_Exercise description_: The answer must consist of each line below that contains the word "placeholder", copied in full.

_Data to examine_:
_ _ _

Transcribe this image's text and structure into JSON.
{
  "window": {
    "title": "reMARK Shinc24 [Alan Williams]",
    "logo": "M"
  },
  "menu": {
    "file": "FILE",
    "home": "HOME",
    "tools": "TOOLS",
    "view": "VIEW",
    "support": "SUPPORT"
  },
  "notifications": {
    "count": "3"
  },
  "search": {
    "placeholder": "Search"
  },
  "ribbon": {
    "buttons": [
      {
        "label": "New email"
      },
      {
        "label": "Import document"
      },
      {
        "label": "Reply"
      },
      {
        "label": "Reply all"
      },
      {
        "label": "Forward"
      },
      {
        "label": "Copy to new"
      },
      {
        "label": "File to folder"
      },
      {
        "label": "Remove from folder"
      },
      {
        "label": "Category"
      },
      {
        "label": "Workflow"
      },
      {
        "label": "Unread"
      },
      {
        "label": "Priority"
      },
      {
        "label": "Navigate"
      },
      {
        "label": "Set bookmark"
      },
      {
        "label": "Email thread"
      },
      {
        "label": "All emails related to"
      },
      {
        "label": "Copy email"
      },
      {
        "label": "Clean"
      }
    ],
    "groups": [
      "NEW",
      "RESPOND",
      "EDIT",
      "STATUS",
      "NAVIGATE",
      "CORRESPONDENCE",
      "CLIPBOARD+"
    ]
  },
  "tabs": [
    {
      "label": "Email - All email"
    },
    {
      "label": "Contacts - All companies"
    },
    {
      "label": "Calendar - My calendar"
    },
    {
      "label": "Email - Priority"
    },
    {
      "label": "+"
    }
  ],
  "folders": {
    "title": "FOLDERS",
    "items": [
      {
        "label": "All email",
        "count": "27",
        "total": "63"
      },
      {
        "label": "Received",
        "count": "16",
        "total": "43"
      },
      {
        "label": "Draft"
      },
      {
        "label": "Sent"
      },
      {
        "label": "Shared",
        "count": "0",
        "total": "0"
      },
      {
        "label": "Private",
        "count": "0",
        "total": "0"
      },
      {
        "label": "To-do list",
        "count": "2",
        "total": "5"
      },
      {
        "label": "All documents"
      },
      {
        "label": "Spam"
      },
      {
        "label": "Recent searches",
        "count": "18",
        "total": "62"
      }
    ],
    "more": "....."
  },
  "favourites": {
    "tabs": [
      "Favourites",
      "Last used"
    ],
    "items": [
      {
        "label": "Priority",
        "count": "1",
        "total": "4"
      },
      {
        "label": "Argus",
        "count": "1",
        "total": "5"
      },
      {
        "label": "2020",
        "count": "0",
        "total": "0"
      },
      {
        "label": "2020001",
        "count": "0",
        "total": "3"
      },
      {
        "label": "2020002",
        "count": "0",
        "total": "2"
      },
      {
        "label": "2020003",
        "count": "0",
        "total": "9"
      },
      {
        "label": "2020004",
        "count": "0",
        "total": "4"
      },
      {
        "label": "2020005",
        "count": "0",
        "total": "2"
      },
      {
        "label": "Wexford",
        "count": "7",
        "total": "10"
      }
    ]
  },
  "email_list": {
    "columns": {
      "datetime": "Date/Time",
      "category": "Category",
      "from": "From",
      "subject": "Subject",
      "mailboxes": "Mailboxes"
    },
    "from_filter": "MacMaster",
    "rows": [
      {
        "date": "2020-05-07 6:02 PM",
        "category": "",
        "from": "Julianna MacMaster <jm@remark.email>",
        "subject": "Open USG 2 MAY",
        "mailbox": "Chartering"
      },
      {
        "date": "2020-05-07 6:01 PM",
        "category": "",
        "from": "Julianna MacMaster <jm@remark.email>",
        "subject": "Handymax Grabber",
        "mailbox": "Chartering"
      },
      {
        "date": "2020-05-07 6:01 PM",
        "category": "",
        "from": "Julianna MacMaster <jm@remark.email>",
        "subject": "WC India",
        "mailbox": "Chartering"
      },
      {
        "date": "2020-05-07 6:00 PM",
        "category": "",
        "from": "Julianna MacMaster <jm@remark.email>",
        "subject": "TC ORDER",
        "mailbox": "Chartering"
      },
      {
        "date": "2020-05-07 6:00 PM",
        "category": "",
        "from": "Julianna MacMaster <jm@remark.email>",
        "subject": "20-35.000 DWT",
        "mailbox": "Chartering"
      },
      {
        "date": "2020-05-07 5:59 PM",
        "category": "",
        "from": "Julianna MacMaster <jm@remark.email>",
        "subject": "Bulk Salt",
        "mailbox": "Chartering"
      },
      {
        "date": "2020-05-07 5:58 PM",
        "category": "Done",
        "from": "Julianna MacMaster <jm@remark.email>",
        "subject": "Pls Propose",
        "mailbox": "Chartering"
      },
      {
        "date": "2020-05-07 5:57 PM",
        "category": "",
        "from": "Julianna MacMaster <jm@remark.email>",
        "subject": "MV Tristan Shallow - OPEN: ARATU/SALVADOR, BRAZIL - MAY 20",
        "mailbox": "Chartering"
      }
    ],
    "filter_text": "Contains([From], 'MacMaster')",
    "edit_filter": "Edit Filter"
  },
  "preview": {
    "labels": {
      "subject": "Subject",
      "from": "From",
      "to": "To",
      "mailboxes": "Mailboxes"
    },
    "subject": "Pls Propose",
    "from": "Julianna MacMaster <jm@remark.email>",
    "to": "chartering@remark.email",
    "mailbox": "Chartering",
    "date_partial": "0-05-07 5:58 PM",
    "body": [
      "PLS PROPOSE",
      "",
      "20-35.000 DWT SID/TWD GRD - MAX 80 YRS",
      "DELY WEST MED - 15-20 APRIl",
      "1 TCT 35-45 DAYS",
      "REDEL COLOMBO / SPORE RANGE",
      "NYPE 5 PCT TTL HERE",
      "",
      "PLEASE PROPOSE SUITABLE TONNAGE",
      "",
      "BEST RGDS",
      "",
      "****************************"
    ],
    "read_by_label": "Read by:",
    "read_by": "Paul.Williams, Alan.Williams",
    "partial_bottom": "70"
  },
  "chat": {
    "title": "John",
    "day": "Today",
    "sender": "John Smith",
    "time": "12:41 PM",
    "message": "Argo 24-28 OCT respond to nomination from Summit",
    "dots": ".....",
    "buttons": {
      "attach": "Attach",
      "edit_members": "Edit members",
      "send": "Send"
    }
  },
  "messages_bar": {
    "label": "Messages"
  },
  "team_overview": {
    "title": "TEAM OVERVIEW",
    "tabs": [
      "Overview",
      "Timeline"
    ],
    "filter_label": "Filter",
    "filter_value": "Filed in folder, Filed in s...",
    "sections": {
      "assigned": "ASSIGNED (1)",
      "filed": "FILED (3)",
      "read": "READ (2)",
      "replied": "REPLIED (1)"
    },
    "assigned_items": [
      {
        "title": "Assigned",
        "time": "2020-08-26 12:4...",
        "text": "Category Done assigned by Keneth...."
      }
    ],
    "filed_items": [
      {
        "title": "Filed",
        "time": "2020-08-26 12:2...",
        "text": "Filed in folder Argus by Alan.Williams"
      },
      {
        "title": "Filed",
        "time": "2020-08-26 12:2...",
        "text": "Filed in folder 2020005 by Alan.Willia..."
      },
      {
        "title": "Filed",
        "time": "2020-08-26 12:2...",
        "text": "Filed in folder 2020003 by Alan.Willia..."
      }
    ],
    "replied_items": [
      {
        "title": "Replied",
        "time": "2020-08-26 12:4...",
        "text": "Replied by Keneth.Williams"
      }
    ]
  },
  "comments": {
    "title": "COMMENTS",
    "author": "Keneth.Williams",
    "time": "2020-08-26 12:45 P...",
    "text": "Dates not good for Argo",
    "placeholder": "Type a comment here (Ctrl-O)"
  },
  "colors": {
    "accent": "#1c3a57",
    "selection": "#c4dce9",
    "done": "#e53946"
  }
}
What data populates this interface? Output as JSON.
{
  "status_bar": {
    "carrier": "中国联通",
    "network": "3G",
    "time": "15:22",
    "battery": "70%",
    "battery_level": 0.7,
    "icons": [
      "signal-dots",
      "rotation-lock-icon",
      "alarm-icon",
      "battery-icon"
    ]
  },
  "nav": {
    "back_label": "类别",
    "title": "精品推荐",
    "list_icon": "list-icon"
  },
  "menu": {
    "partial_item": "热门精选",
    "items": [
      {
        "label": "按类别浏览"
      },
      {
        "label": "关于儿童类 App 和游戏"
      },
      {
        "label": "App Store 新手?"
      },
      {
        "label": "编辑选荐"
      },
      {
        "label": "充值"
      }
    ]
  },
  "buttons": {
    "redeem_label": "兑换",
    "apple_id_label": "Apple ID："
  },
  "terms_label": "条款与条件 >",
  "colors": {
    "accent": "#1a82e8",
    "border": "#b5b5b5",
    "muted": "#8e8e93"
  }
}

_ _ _

_Written response_:
    "placeholder": "Search"
    "placeholder": "Type a comment here (Ctrl-O)"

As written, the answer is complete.